All over New York, lights are being hung around trees, and holiday markets are bustling once again. Ice rinks, armfuls of shopping bags and floor length jackets are a common sight on the streets of the city.
But amid the holiday cheer, Covid still looms in the back of people’s minds.
“You’re apprehensive because everyone is coming back,” said native New Yorker Tammy Lassiter. “Being here, being the ground zero of Covid, you do have reservations because everyone from everywhere is coming. Outside of that, you do want to be a part of something.”
New York has suffered both economically and socially during the pandemic, and the drop in tourism did not help.
The city has seen an abundance of tourism the past ten years, but in 2020, the number of visitors to New York City fell by 67 percent to 22.3 million, compared to 66.6 million in 2019, according to the Office of the New York State Comptroller.
A report from the office said that the tourism industry has suffered a 75 percent drop from $80.3 billion in 2019 to $20.2 billion during the pandemic.

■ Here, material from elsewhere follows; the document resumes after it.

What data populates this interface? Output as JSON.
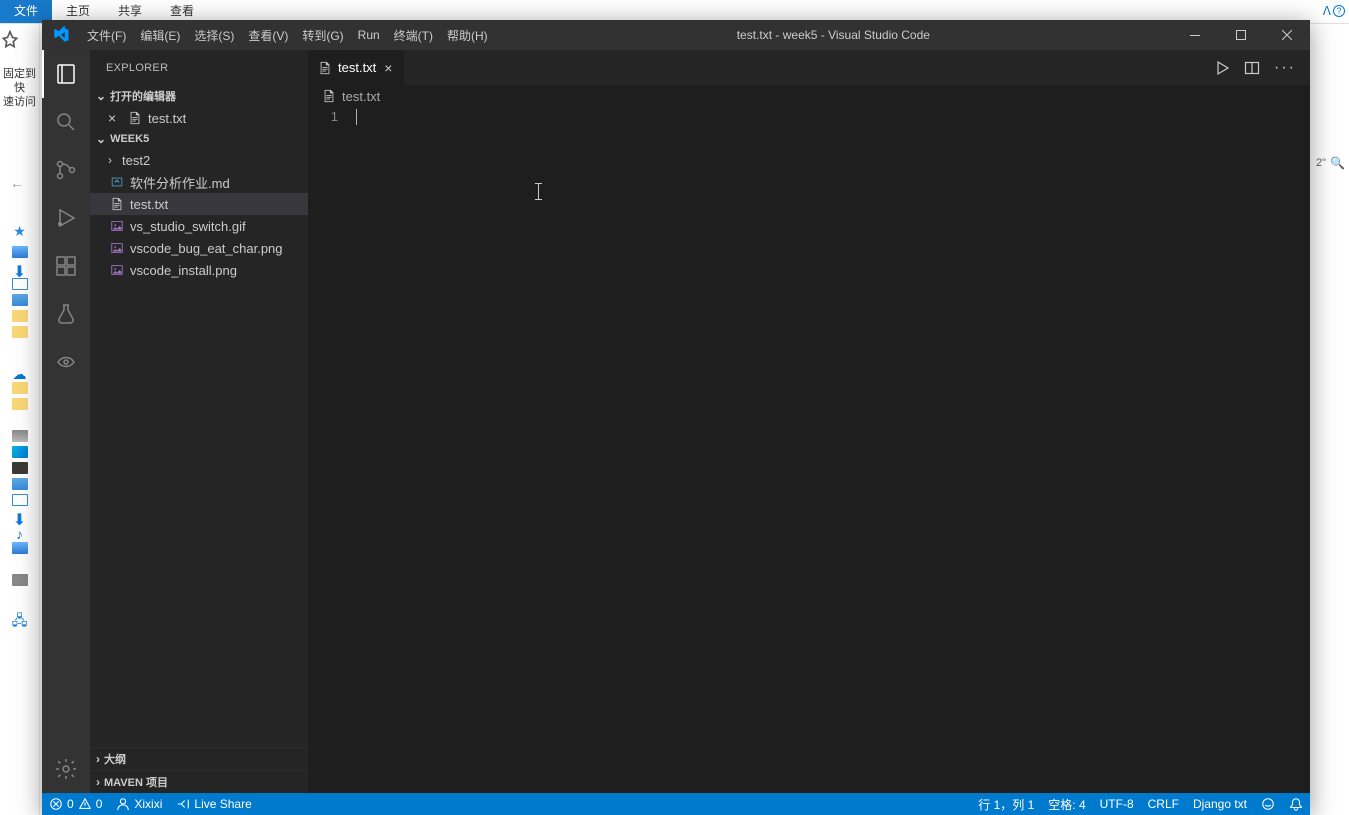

But with the holiday season already in full swing, city officials anticipate many tourists will be visiting the city, despite Covid’s new variant, Omicron.
“Everything [is] coming back full strength, the way we love it,” Mayor Bill de Blasio said in a press conference. “Hundreds of thousands of people there to celebrate. We can finally get back together again. It’s going to be amazing. It’s going to be a joy for this city.”

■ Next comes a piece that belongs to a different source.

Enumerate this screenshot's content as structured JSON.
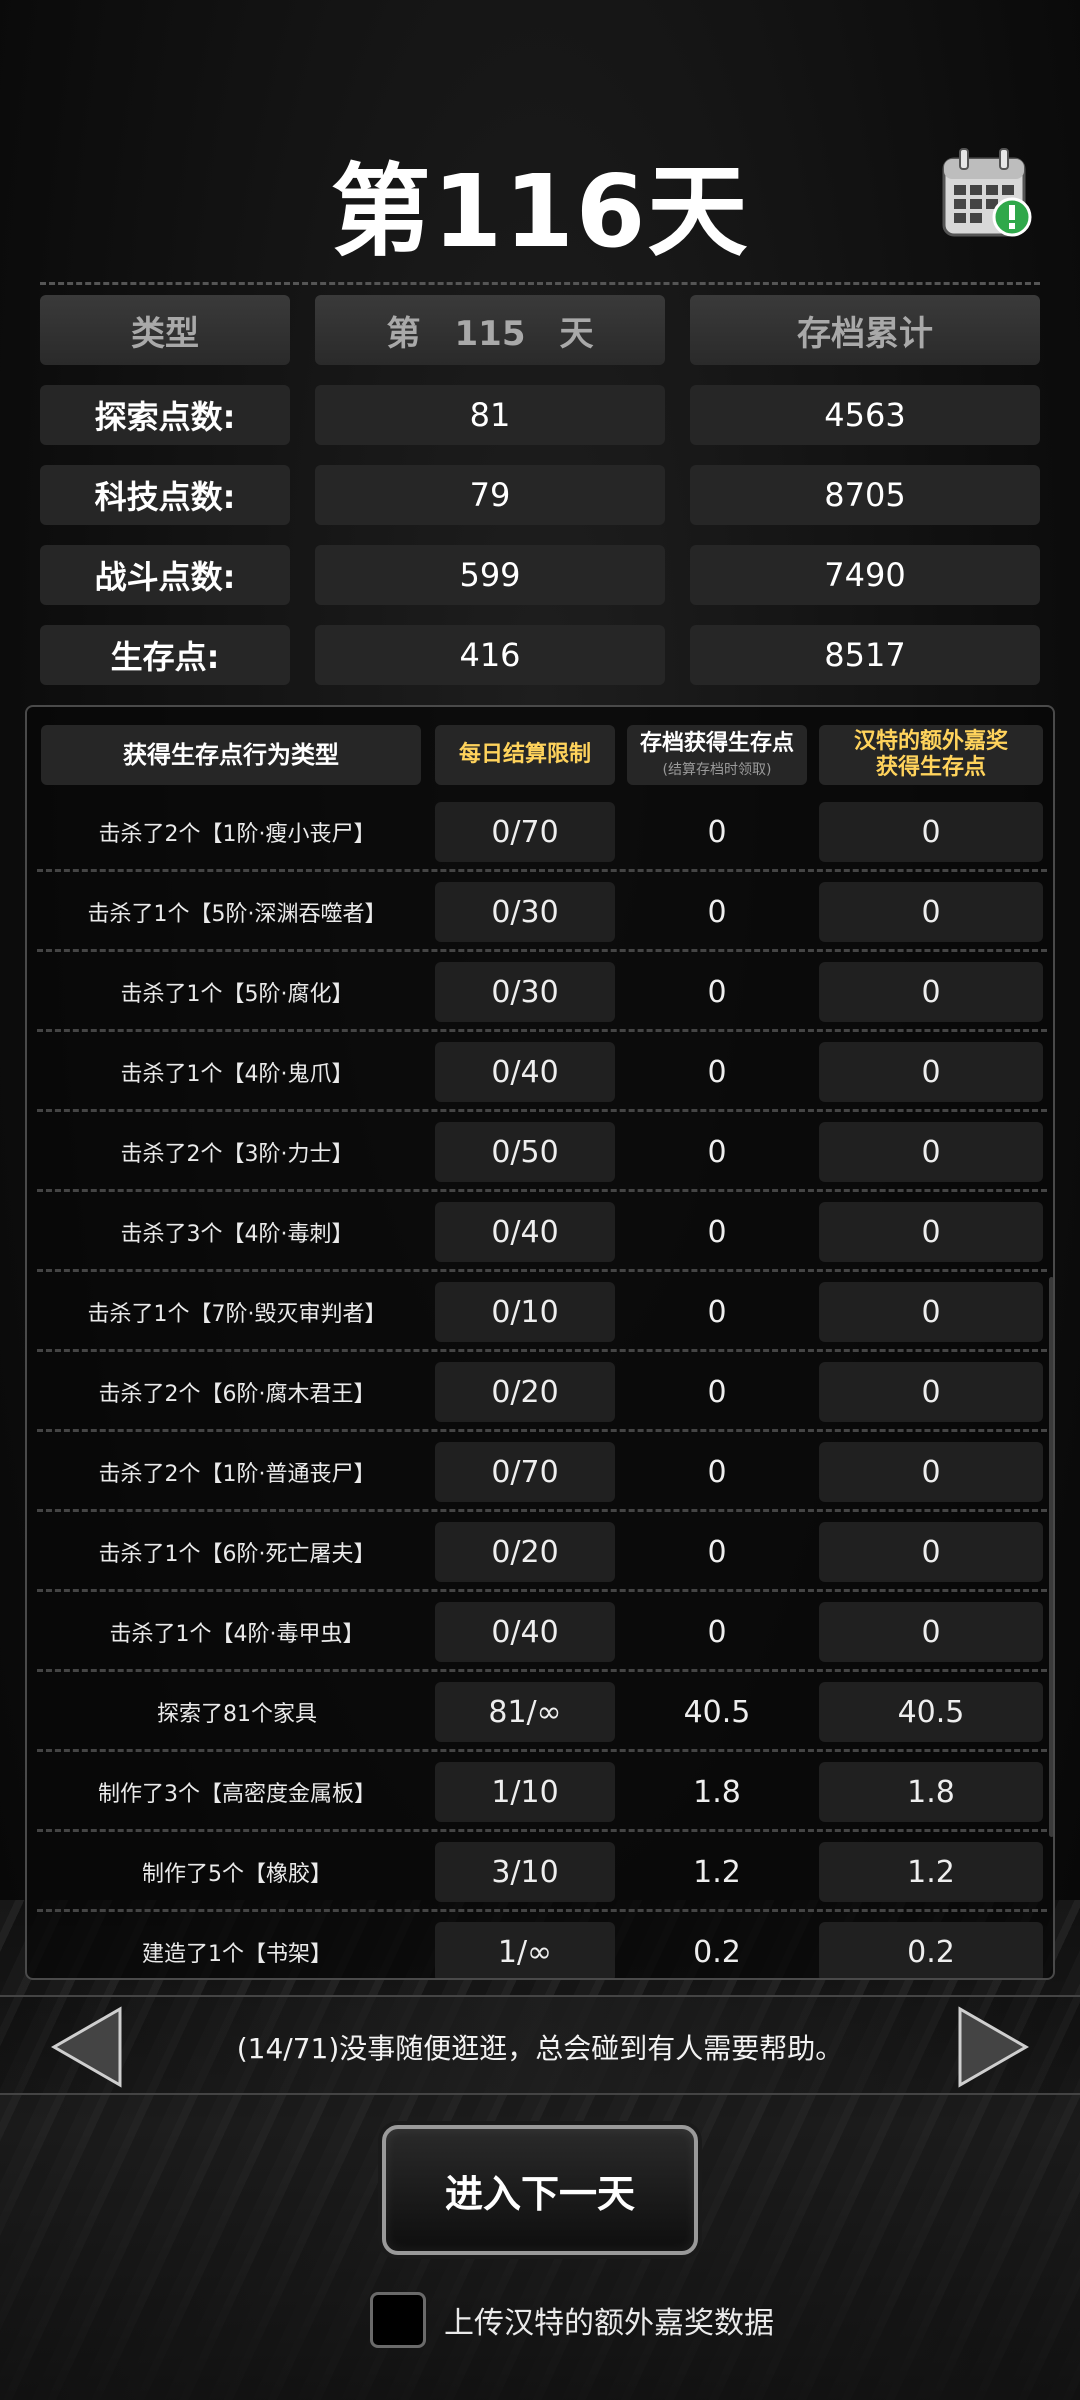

Because of the holidays, De Blasio warned New Yorkers to get their booster shot.
“Everything we’re doing is to bring back New York City, our recovery,” he said. “And part of what’s great about our recovery is when we bring back great New York City traditions.”
Crowds this holiday season are expected to be the “largest since the start of the pandemic,” according to estimates from the Mayor’s office.
Last year, New York resident Emily Dean was able to go ice skating at Rockefeller Center because hardly anyone was in the city, she said.
“New York feels alive again and a little bit more normal,” Dean said. “I got a booster, so I’m kind of less afraid. It’s just nice to have people around again.”
The Macy’s Thanksgiving Day Parade had 50 million viewers this year with an approximate 2.5 million people who attended in person, so it’s no surprise that crowds flooded the Rockefeller Center to witness the tree lighting on Dec. 1.
“I’ve been encountering a lot of tourists here, and that’s great, but you don’t know what to expect,” Lassiter said. “You’re happy to welcome people back and I know people come here because they know New York City isn’t playing around like other places, but it’s still hard to feel 100% comfortable.”
Nancy Sedgwick and Karen Janney have travelled from San Diego to New York for Christmas for years — but last year they broke tradition.
“It feels good to be out enjoying things again,” Sedgwick said. “We love the lights, we love the Christmas markets. It’s tradition, it’s the Christmas spirit. This country’s been in a bad place for many reasons for a while, a lot of ugliness, but now everybody seems to be in a better mood and happy.”
Janney said that even with the crowds and Covid, she is thrilled to be back in the city.
“I mean it’s just unlike anything else,” she said.
And though there are more tourists traveling during the pandemic, New Yorker Ariana Collur said that part of the Christmas spirit is to gather and have people visiting the city.
“It’s great to have New York back,” said Collur. “I love Christmas time. It’s really nice to see everyone around. The more the merrier, as long as we’re safe.”
The Times Square ball drop is also a classic New York tradition.
Senior Vice President for the Times Square Alliance Regina Fojas said the alliance will be ready for “hundreds of thousands” of people at this year’s event. Fojas said that alongside the ball drop, viewers can anticipate a number of performances to celebrate the new year.
“We are ready and thrilled to welcome a full house of revelers back to Times Square to celebrate the New Year this year,” Fojas said. “Now more than ever we need to come together to revive our favorite traditions with our loved ones – reflecting on a tough year behind us while looking forward to a new year with hope.”
Peggy Ellis, a vendor at Union Square Market, has lived in New York for 25 years. Ellis said that she is grateful to be back because a lot of vendors suffered due to the pandemic.
“There’s something special about New York during the holidays, and I do think people missed it. I know I did,” Ellis said. “I think people were sad that they couldn’t be here last year. I’m finding a lot of holiday cheer around.”
Heather Fay, Union Square holiday market vendor and owner of Herbs Fit Life, said there have been a lot more tourists around the market. She has a shop location in the East Village that she described as a “ghost town” during the pandemic, but is more hopeful, given all the people she’s seen visiting the market.
“I feel like there’s a change coming, a lot of people are visiting here, a lot of people are moving here, it’s a really good time,” Fay said. “The morale is definitely lifted here,” Fay said. “People are just happy that [New York] is back.”